→ Exercise aim: Line count for "Discount": give the number of lines in the records below that hold it, and nothing else.

Component data from apps and pages
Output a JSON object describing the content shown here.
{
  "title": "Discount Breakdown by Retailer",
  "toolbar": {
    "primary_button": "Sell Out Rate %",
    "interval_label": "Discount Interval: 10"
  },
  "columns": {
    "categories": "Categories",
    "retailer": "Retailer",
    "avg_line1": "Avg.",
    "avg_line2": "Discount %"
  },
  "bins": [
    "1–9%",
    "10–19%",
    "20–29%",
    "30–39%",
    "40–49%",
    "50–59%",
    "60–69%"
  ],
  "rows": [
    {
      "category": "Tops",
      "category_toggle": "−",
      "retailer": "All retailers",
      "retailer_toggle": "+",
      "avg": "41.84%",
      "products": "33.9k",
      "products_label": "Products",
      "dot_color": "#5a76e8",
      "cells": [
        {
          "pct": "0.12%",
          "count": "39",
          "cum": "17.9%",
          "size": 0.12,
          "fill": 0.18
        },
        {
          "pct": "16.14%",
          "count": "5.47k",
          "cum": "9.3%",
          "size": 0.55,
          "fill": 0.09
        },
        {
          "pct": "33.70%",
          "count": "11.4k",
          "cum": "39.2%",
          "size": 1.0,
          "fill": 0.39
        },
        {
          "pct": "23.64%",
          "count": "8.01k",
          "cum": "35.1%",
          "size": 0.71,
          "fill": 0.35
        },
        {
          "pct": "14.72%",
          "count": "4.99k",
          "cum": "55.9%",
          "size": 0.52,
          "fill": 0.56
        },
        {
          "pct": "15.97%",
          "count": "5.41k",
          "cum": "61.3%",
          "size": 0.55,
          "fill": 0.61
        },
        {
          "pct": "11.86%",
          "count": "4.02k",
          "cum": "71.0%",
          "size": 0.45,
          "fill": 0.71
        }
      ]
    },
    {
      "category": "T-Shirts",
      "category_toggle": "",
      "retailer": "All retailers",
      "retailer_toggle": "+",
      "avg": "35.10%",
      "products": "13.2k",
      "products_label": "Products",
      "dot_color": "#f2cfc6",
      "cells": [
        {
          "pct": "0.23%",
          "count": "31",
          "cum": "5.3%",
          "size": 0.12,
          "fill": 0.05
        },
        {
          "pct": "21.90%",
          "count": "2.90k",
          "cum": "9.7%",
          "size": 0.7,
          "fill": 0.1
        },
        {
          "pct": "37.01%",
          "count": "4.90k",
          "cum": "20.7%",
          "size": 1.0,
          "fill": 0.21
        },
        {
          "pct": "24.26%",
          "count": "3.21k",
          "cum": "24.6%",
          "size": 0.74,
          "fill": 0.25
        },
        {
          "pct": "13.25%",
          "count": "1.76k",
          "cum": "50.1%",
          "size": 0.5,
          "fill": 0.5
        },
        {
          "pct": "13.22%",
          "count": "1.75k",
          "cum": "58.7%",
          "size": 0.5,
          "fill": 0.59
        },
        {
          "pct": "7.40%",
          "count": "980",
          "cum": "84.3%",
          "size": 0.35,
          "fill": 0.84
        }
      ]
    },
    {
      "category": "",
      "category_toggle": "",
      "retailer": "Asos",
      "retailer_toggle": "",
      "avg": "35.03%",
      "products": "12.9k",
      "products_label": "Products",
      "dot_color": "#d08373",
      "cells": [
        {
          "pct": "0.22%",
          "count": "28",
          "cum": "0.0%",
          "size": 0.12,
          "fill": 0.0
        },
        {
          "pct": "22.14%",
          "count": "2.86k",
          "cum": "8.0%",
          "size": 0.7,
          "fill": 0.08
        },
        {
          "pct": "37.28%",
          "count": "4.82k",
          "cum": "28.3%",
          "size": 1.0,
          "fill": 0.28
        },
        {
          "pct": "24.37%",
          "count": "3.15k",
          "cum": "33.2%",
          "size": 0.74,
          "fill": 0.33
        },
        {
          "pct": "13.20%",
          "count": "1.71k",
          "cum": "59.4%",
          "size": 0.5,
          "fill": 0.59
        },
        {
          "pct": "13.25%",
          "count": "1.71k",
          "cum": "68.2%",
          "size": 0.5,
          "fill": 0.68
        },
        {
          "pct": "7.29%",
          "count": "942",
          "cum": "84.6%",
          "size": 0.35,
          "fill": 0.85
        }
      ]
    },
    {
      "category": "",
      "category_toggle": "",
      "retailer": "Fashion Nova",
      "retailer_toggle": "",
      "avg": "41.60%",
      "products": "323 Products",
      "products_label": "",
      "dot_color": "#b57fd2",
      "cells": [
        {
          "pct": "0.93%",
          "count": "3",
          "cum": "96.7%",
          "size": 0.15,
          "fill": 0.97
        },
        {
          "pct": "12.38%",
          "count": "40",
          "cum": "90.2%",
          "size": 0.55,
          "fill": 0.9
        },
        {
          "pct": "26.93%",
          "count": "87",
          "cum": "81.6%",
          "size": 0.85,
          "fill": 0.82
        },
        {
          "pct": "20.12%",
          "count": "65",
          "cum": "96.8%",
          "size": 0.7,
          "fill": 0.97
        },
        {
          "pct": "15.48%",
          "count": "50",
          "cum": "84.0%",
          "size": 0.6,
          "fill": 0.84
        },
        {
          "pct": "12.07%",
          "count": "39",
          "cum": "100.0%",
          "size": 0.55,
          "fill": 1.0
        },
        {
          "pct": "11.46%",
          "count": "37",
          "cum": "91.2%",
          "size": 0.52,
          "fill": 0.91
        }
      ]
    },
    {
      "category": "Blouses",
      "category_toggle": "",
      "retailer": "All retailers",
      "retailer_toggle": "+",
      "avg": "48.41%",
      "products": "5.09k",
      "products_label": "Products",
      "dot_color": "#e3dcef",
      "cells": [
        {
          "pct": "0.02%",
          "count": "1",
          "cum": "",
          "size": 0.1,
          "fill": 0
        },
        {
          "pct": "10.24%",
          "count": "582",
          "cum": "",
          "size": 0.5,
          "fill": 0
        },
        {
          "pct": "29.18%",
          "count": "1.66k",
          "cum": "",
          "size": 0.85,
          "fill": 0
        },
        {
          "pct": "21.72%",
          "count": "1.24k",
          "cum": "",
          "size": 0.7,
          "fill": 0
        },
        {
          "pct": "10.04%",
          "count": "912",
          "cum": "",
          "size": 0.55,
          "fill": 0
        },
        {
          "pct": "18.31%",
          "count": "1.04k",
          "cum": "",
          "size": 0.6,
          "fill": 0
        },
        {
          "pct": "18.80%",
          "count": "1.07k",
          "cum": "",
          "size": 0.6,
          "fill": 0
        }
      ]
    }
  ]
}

→ Answer to the problem: 3